» **Assignment**: Down to the last line, retype the records below exactly and skip the pictures.

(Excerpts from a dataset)
★ ★ ★ ★ ★ ★ ★

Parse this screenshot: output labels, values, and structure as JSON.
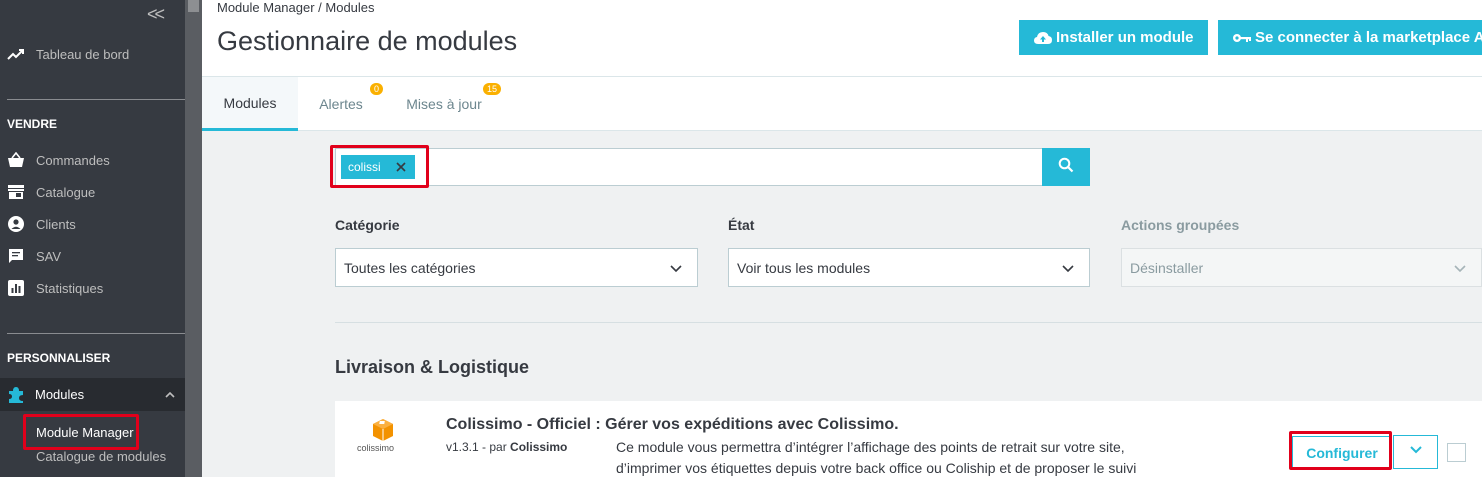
{
  "sidebar": {
    "dashboard": "Tableau de bord",
    "section_sell": "VENDRE",
    "orders": "Commandes",
    "catalog": "Catalogue",
    "customers": "Clients",
    "sav": "SAV",
    "stats": "Statistiques",
    "section_customize": "PERSONNALISER",
    "modules": "Modules",
    "module_manager": "Module Manager",
    "module_catalog": "Catalogue de modules"
  },
  "header": {
    "breadcrumb": "Module Manager  /  Modules",
    "title": "Gestionnaire de modules",
    "install_label": "Installer un module",
    "marketplace_label": "Se connecter à la marketplace Addons"
  },
  "tabs": [
    {
      "label": "Modules"
    },
    {
      "label": "Alertes",
      "badge": "0"
    },
    {
      "label": "Mises à jour",
      "badge": "15"
    }
  ],
  "search": {
    "chip": "colissi"
  },
  "filters": {
    "category_label": "Catégorie",
    "category_value": "Toutes les catégories",
    "state_label": "État",
    "state_value": "Voir tous les modules",
    "bulk_label": "Actions groupées",
    "bulk_value": "Désinstaller"
  },
  "section": {
    "title": "Livraison & Logistique"
  },
  "module": {
    "logo_text": "colissimo",
    "name": "Colissimo - Officiel : Gérer vos expéditions avec Colissimo.",
    "version": "v1.3.1 - par ",
    "author": "Colissimo",
    "description": "Ce module vous permettra d’intégrer l’affichage des points de retrait sur votre site, d’imprimer vos étiquettes depuis votre back office ou Coliship et de proposer le suivi",
    "configure_label": "Configurer"
  },
  "colors": {
    "accent": "#25b9d7",
    "sidebar_bg": "#363a41",
    "highlight": "#e1001b",
    "badge": "#fab000"
  }
}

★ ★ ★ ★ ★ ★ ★

» **Solution for this exercise**:
Parse this screenshot: output labels, values, and structure as JSON.
{
  "sidebar": {
    "dashboard": "Tableau de bord",
    "section_sell": "VENDRE",
    "orders": "Commandes",
    "catalog": "Catalogue",
    "customers": "Clients",
    "sav": "SAV",
    "stats": "Statistiques",
    "section_customize": "PERSONNALISER",
    "modules": "Modules",
    "module_manager": "Module Manager",
    "module_catalog": "Catalogue de modules"
  },
  "header": {
    "breadcrumb": "Module Manager  /  Modules",
    "title": "Gestionnaire de modules",
    "install_label": "Installer un module",
    "marketplace_label": "Se connecter à la marketplace Addons"
  },
  "tabs": [
    {
      "label": "Modules"
    },
    {
      "label": "Alertes",
      "badge": "0"
    },
    {
      "label": "Mises à jour",
      "badge": "15"
    }
  ],
  "search": {
    "chip": "colissi"
  },
  "filters": {
    "category_label": "Catégorie",
    "category_value": "Toutes les catégories",
    "state_label": "État",
    "state_value": "Voir tous les modules",
    "bulk_label": "Actions groupées",
    "bulk_value": "Désinstaller"
  },
  "section": {
    "title": "Livraison & Logistique"
  },
  "module": {
    "logo_text": "colissimo",
    "name": "Colissimo - Officiel : Gérer vos expéditions avec Colissimo.",
    "version": "v1.3.1 - par ",
    "author": "Colissimo",
    "description": "Ce module vous permettra d’intégrer l’affichage des points de retrait sur votre site, d’imprimer vos étiquettes depuis votre back office ou Coliship et de proposer le suivi",
    "configure_label": "Configurer"
  },
  "colors": {
    "accent": "#25b9d7",
    "sidebar_bg": "#363a41",
    "highlight": "#e1001b",
    "badge": "#fab000"
  }
}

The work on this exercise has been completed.